Paul Garrett is incompetent, has a lazy work ethic and has become way to comfortable in his $112,000.00 position. I am a county employee whose daily job responsibilities depend upon him doing what is LEGALLY required of him by Virginia Law 19.2-310. However, literally 69% of the time he REFUSES to do it and it has a real financial impact on the city of Charlottesville. He has been told by me personally about this issue yet he has made NO clear attempt to resolve it. This has been going on for YEARS! In regards to him refusing to put court information online, this is a system designed and implemented by the SUPREME COURT OF VIRGINIA. I think they have already taken care of the liability issue BEFORE they asked every court in the state to do this. Soooo, Mr Garrett is saying he knows better than the Supreme Court of Virginia and almost EVERY other court in the state! LAZY! Who does this affect, not Mr. Garrett who yet again REFUSES to take his constituents into account, YOU the citizens of Charlottesville who have to physically drive to the courts and thumb through countless files to access YOUR information. In addition, his laziness or poor work ethic over the years has costs the tax payers of Charottesville thousands of dollars. Please see the APA report below from 2007-2008 and please READ his response. I am not a citizen of Charlottesville only someone who is professionally frustrated by his utter lack of concern for his duties as YOUR elected official. YOU pay him $112,000.00 a year to do what, waste your money, make your more complicated??
All of that said, I have heard he is a really nice man. I am not attacking his persoanlly only his work ethics and disregard for his elected position! Also I am saying all of theis now only AFTER I persoanlly and professionally informed him of my concerns only for NOTHINHG to happen. I am not advocating for any one to take his postiton. I am only ask that the person think of their constituents when deciding to do whith THEIR money and THEIR needs and not themselves!!! ANYONE>>>

I don't know Garrett except for what I read. I understand that he's 65 and has been doing this job for 24 years.

I'm curious.

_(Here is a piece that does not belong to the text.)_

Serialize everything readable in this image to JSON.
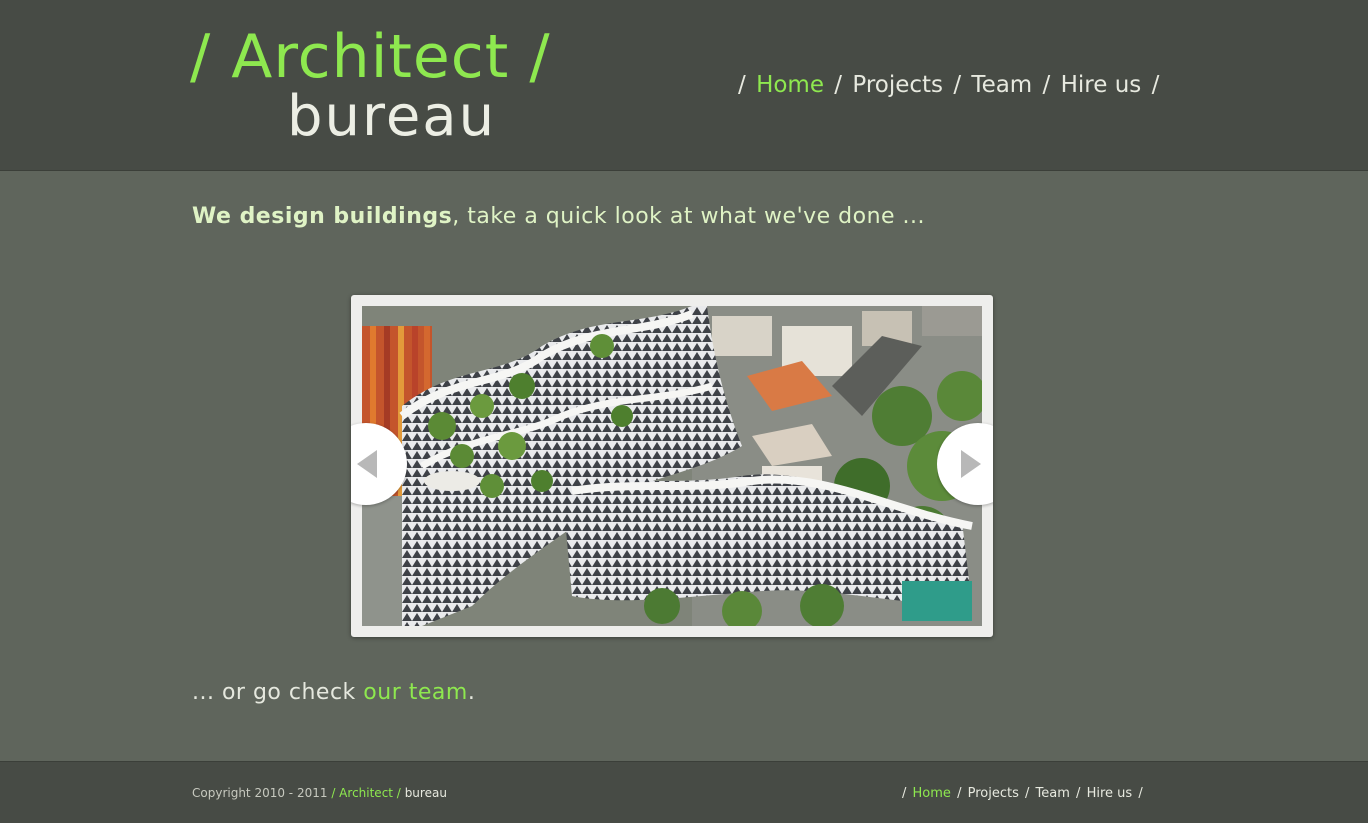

What did he do before he became clerk? What else does he do in or "for" our community?

Actually, Jack, he's been not doing his job for 30 years now. I think he fancies himself a mid-east dictator. If you think Paul Garrett at 65 is a disaster for City Circuit Court, wait til you have to deal with 73 year old Paul Garrett.

I've dealt with Mr. Garrett in an official capacity a few times. Of the folks I have dealt with at the City, he is one of the slowest and least organized individuals with which I have dealt. No doubt he's a good enough person, but he isn't exactly a go-getter. That said, I am a bit jealous of him. I really wish that I could slough off my job responsibilities under the simple guise of refusing to accept personal responsibility. That's a pretty sweet perk if you think about it and there is $0,000.00 tax liability for it!

I guess what I want to hear is something that gives personal dimension to this guy.

Is he a bon vivant frequently seen at Fridays After Five grooving to bands? Does he like Spudnuts? Is he in the Red Land club? Did he grow up in this area? Where did he go to school? Where did his kids go?

And so on.

Manyu localities have put people's social security numbers online with property records: So far, mine is not out there because they are not online yet.
Dugger, if elected, will turn that office into being Hingesley's personal secretary.

112k a year, of tax payer money. I haven't met a person yet worth 100k a year who is paid by tax payers money.

112k a year, of tax payer money. I haven't met a person yet worth 100k a year who is paid by tax payers money.

@ bradshaw. It's not just "the city" because we do the same thing with these elections too...commonwealth attorney and sheriff this year.

Isn't it time for Hingesley to retire?